# TASK OBJECTIVE:
What is needed is a word-for-word restatement of all the entries.

# DATA RECORDS:
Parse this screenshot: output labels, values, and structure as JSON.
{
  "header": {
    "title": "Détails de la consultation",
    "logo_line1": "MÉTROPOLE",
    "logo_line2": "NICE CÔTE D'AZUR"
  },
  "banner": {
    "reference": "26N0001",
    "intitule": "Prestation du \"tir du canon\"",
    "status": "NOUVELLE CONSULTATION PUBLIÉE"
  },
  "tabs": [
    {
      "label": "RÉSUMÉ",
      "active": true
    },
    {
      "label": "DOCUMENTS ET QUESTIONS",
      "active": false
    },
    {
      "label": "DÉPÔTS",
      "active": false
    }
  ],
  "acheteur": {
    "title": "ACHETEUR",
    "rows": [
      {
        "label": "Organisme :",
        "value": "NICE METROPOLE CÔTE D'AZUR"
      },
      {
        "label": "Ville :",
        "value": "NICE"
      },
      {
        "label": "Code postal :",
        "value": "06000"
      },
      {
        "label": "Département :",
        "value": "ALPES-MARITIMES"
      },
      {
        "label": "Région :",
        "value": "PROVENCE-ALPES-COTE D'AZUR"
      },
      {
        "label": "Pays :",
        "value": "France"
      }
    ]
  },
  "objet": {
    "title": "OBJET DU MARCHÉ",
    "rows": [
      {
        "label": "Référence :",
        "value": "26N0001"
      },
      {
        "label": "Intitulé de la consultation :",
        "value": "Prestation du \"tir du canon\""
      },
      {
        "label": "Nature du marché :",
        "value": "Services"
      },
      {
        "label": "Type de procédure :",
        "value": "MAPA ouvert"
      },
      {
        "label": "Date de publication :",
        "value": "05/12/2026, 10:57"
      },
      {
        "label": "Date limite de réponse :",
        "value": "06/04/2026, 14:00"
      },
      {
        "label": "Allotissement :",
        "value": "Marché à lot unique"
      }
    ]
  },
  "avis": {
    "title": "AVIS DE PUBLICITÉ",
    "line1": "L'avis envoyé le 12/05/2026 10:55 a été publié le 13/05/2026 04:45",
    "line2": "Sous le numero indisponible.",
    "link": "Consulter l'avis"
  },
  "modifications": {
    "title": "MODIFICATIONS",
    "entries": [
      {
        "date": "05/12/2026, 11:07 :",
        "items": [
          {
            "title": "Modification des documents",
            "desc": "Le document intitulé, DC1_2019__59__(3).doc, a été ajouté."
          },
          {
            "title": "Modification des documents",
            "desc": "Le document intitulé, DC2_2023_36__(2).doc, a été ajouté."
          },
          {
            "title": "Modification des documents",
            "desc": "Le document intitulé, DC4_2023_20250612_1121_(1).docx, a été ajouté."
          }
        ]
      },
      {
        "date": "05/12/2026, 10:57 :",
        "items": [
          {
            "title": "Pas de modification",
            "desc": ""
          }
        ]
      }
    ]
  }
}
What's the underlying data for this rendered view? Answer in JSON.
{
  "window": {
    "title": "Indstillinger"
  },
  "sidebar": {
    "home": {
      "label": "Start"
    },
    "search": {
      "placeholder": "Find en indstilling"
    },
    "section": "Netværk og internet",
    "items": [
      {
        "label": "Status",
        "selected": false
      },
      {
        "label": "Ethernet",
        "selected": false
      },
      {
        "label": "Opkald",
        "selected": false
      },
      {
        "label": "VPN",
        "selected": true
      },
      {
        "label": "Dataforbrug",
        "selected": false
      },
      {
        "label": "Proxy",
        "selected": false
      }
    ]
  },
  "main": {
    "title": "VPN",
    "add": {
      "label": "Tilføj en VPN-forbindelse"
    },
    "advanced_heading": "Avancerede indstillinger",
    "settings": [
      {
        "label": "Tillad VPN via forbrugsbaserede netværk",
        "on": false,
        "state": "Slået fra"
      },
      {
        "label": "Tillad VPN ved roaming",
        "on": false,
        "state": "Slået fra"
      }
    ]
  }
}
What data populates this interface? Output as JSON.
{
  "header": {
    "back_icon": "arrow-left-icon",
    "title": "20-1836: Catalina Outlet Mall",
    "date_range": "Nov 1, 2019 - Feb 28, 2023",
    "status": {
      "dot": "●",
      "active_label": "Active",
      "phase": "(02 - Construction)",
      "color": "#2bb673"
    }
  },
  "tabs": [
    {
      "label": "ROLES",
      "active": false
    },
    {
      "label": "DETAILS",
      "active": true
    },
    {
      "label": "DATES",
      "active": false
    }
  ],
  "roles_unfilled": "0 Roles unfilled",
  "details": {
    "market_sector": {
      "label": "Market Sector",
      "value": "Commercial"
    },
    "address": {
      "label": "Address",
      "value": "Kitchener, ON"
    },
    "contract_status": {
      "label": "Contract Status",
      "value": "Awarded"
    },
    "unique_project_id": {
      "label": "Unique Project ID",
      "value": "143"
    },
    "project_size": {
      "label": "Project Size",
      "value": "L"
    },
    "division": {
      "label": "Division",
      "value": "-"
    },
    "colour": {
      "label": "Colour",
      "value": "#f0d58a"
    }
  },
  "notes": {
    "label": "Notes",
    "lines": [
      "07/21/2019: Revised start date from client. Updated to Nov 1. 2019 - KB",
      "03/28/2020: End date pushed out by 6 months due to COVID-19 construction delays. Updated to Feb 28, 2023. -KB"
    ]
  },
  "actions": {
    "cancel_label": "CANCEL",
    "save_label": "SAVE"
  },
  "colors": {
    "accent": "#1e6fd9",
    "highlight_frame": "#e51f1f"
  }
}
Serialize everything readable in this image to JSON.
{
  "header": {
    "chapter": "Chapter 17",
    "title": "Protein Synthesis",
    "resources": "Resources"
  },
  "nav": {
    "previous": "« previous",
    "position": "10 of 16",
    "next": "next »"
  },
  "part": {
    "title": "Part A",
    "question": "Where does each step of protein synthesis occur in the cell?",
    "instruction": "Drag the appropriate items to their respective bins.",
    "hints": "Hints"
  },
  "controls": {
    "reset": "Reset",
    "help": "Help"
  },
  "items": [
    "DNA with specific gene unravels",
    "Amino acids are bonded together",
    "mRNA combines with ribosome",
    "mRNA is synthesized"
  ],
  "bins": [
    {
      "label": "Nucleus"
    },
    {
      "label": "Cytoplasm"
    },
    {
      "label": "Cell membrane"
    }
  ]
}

# PROBLEM SOLUTION:
Parse this screenshot: output labels, values, and structure as JSON.
{
  "header": {
    "title": "Détails de la consultation",
    "logo_line1": "MÉTROPOLE",
    "logo_line2": "NICE CÔTE D'AZUR"
  },
  "banner": {
    "reference": "26N0001",
    "intitule": "Prestation du \"tir du canon\"",
    "status": "NOUVELLE CONSULTATION PUBLIÉE"
  },
  "tabs": [
    {
      "label": "RÉSUMÉ",
      "active": true
    },
    {
      "label": "DOCUMENTS ET QUESTIONS",
      "active": false
    },
    {
      "label": "DÉPÔTS",
      "active": false
    }
  ],
  "acheteur": {
    "title": "ACHETEUR",
    "rows": [
      {
        "label": "Organisme :",
        "value": "NICE METROPOLE CÔTE D'AZUR"
      },
      {
        "label": "Ville :",
        "value": "NICE"
      },
      {
        "label": "Code postal :",
        "value": "06000"
      },
      {
        "label": "Département :",
        "value": "ALPES-MARITIMES"
      },
      {
        "label": "Région :",
        "value": "PROVENCE-ALPES-COTE D'AZUR"
      },
      {
        "label": "Pays :",
        "value": "France"
      }
    ]
  },
  "objet": {
    "title": "OBJET DU MARCHÉ",
    "rows": [
      {
        "label": "Référence :",
        "value": "26N0001"
      },
      {
        "label": "Intitulé de la consultation :",
        "value": "Prestation du \"tir du canon\""
      },
      {
        "label": "Nature du marché :",
        "value": "Services"
      },
      {
        "label": "Type de procédure :",
        "value": "MAPA ouvert"
      },
      {
        "label": "Date de publication :",
        "value": "05/12/2026, 10:57"
      },
      {
        "label": "Date limite de réponse :",
        "value": "06/04/2026, 14:00"
      },
      {
        "label": "Allotissement :",
        "value": "Marché à lot unique"
      }
    ]
  },
  "avis": {
    "title": "AVIS DE PUBLICITÉ",
    "line1": "L'avis envoyé le 12/05/2026 10:55 a été publié le 13/05/2026 04:45",
    "line2": "Sous le numero indisponible.",
    "link": "Consulter l'avis"
  },
  "modifications": {
    "title": "MODIFICATIONS",
    "entries": [
      {
        "date": "05/12/2026, 11:07 :",
        "items": [
          {
            "title": "Modification des documents",
            "desc": "Le document intitulé, DC1_2019__59__(3).doc, a été ajouté."
          },
          {
            "title": "Modification des documents",
            "desc": "Le document intitulé, DC2_2023_36__(2).doc, a été ajouté."
          },
          {
            "title": "Modification des documents",
            "desc": "Le document intitulé, DC4_2023_20250612_1121_(1).docx, a été ajouté."
          }
        ]
      },
      {
        "date": "05/12/2026, 10:57 :",
        "items": [
          {
            "title": "Pas de modification",
            "desc": ""
          }
        ]
      }
    ]
  }
}
What's the underlying data for this rendered view? Answer in JSON.
{
  "window": {
    "title": "Indstillinger"
  },
  "sidebar": {
    "home": {
      "label": "Start"
    },
    "search": {
      "placeholder": "Find en indstilling"
    },
    "section": "Netværk og internet",
    "items": [
      {
        "label": "Status",
        "selected": false
      },
      {
        "label": "Ethernet",
        "selected": false
      },
      {
        "label": "Opkald",
        "selected": false
      },
      {
        "label": "VPN",
        "selected": true
      },
      {
        "label": "Dataforbrug",
        "selected": false
      },
      {
        "label": "Proxy",
        "selected": false
      }
    ]
  },
  "main": {
    "title": "VPN",
    "add": {
      "label": "Tilføj en VPN-forbindelse"
    },
    "advanced_heading": "Avancerede indstillinger",
    "settings": [
      {
        "label": "Tillad VPN via forbrugsbaserede netværk",
        "on": false,
        "state": "Slået fra"
      },
      {
        "label": "Tillad VPN ved roaming",
        "on": false,
        "state": "Slået fra"
      }
    ]
  }
}
What data populates this interface? Output as JSON.
{
  "header": {
    "back_icon": "arrow-left-icon",
    "title": "20-1836: Catalina Outlet Mall",
    "date_range": "Nov 1, 2019 - Feb 28, 2023",
    "status": {
      "dot": "●",
      "active_label": "Active",
      "phase": "(02 - Construction)",
      "color": "#2bb673"
    }
  },
  "tabs": [
    {
      "label": "ROLES",
      "active": false
    },
    {
      "label": "DETAILS",
      "active": true
    },
    {
      "label": "DATES",
      "active": false
    }
  ],
  "roles_unfilled": "0 Roles unfilled",
  "details": {
    "market_sector": {
      "label": "Market Sector",
      "value": "Commercial"
    },
    "address": {
      "label": "Address",
      "value": "Kitchener, ON"
    },
    "contract_status": {
      "label": "Contract Status",
      "value": "Awarded"
    },
    "unique_project_id": {
      "label": "Unique Project ID",
      "value": "143"
    },
    "project_size": {
      "label": "Project Size",
      "value": "L"
    },
    "division": {
      "label": "Division",
      "value": "-"
    },
    "colour": {
      "label": "Colour",
      "value": "#f0d58a"
    }
  },
  "notes": {
    "label": "Notes",
    "lines": [
      "07/21/2019: Revised start date from client. Updated to Nov 1. 2019 - KB",
      "03/28/2020: End date pushed out by 6 months due to COVID-19 construction delays. Updated to Feb 28, 2023. -KB"
    ]
  },
  "actions": {
    "cancel_label": "CANCEL",
    "save_label": "SAVE"
  },
  "colors": {
    "accent": "#1e6fd9",
    "highlight_frame": "#e51f1f"
  }
}
Serialize everything readable in this image to JSON.
{
  "header": {
    "chapter": "Chapter 17",
    "title": "Protein Synthesis",
    "resources": "Resources"
  },
  "nav": {
    "previous": "« previous",
    "position": "10 of 16",
    "next": "next »"
  },
  "part": {
    "title": "Part A",
    "question": "Where does each step of protein synthesis occur in the cell?",
    "instruction": "Drag the appropriate items to their respective bins.",
    "hints": "Hints"
  },
  "controls": {
    "reset": "Reset",
    "help": "Help"
  },
  "items": [
    "DNA with specific gene unravels",
    "Amino acids are bonded together",
    "mRNA combines with ribosome",
    "mRNA is synthesized"
  ],
  "bins": [
    {
      "label": "Nucleus"
    },
    {
      "label": "Cytoplasm"
    },
    {
      "label": "Cell membrane"
    }
  ]
}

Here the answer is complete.